*I would like to hear some specific language from people's job descriptions that specify that their hard money effort is supposed to be devoted X amount to research, btw. I know these do exist. How commonly?
**Naturally these sorts of proposals are often coupled with 12 mo of full time effort from trainees or techs which supports the notion that the project is not limited to the summer months.
I hate when I review grant proposals that are good, but clearly have been made pedestrian and conservative through the school of hard knocks. There is so much awesome that could be done by these people. It is so clear to me what the really high impact version of this grant should look like. (Not having any illusions about my own unique brilliance, I assume they could see it too. )
But the review realities batter PIs down into a defensive crouch, worried that if they step too far past their Preliminary Data or established expertise they will get crushed.
Because, of course, they would get crushed.
Sometimes I wish I were the Boss of Science more than other times.
I can't even imagine what they are thinking.
This Notice informs the applicant community of a modification for how NIH would like applicants to mark changes in their Resubmission applications. NIH has removed the requirement to identify 'substantial scientific changes' in the text of a Resubmission application by 'bracketing, indenting, or change of typography'.
Effective immediately, it is sufficient to outline the changes made to the Resubmission application in the Introduction attachment. The Introduction must include a summary of substantial additions, deletions, and changes to the application. It must also include a response to weaknesses raised in the Summary Statement. The page limit for the Introduction may not exceed one page unless indicated otherwise in the Table of Page Limits.
First of all "would like" and "removed the requirement" do not align with each other. If the NIH "would like" that means this is not just a "we don't care whether you do it or not". So why not make it a mandate?
Finally: How in all that is holy do they really expect the applicant to ("must") summarize "substantial additions, deletions, and changes" and to "include a response to weaknesses" in just one page?

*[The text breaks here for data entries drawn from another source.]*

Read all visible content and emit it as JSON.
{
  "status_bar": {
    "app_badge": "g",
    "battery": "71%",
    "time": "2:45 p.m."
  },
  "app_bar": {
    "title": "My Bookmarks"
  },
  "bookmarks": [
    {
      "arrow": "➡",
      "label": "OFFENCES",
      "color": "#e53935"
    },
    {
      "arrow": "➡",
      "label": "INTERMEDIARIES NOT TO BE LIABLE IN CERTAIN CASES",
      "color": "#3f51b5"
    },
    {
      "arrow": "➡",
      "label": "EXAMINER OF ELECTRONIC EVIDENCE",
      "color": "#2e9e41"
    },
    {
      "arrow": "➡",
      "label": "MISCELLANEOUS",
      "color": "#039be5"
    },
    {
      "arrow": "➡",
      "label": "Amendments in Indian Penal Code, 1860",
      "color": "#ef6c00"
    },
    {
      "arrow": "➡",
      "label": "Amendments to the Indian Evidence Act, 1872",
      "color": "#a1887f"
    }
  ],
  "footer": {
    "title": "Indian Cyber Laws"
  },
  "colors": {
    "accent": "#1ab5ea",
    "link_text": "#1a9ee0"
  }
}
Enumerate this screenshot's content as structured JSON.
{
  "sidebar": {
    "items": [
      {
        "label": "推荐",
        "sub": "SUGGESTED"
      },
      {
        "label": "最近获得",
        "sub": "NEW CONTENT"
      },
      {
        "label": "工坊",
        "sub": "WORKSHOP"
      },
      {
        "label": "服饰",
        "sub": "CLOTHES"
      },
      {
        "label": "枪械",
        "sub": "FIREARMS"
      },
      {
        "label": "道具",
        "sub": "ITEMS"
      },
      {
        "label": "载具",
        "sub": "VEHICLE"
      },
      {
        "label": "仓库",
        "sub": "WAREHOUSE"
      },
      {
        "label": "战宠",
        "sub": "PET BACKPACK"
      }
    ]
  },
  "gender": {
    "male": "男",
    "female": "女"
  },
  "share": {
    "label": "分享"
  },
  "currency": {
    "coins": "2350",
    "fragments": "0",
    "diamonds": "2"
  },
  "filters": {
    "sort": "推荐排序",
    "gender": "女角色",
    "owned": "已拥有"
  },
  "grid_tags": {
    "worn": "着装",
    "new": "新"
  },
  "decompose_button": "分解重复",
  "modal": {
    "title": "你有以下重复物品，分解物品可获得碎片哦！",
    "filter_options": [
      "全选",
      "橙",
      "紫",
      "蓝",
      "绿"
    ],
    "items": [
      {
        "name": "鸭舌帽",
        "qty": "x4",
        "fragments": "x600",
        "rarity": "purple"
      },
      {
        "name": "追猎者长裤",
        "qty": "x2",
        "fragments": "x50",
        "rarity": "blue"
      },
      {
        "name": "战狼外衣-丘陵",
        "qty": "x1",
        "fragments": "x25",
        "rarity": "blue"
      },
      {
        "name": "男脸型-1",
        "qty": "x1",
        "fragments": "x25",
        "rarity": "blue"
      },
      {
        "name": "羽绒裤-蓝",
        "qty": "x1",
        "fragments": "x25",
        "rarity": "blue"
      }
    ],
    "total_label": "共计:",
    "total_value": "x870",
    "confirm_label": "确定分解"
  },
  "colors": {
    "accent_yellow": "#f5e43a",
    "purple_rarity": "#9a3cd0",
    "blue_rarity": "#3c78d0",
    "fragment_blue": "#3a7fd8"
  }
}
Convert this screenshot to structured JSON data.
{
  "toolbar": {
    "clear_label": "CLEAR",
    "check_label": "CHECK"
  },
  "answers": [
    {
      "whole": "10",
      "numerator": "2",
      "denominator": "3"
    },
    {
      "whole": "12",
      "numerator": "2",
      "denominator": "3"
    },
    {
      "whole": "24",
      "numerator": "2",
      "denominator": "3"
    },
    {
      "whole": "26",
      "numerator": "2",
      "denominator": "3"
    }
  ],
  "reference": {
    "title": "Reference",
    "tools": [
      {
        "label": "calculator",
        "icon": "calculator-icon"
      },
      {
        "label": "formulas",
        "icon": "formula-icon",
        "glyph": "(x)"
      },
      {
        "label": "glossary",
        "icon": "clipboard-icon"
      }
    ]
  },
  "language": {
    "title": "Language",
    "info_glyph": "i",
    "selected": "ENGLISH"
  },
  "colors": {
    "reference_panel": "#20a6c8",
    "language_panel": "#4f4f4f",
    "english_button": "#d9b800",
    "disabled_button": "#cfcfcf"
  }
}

I am starting to suspect Rockey is planning on burning the OER down to the ground before leaving for greener pastures.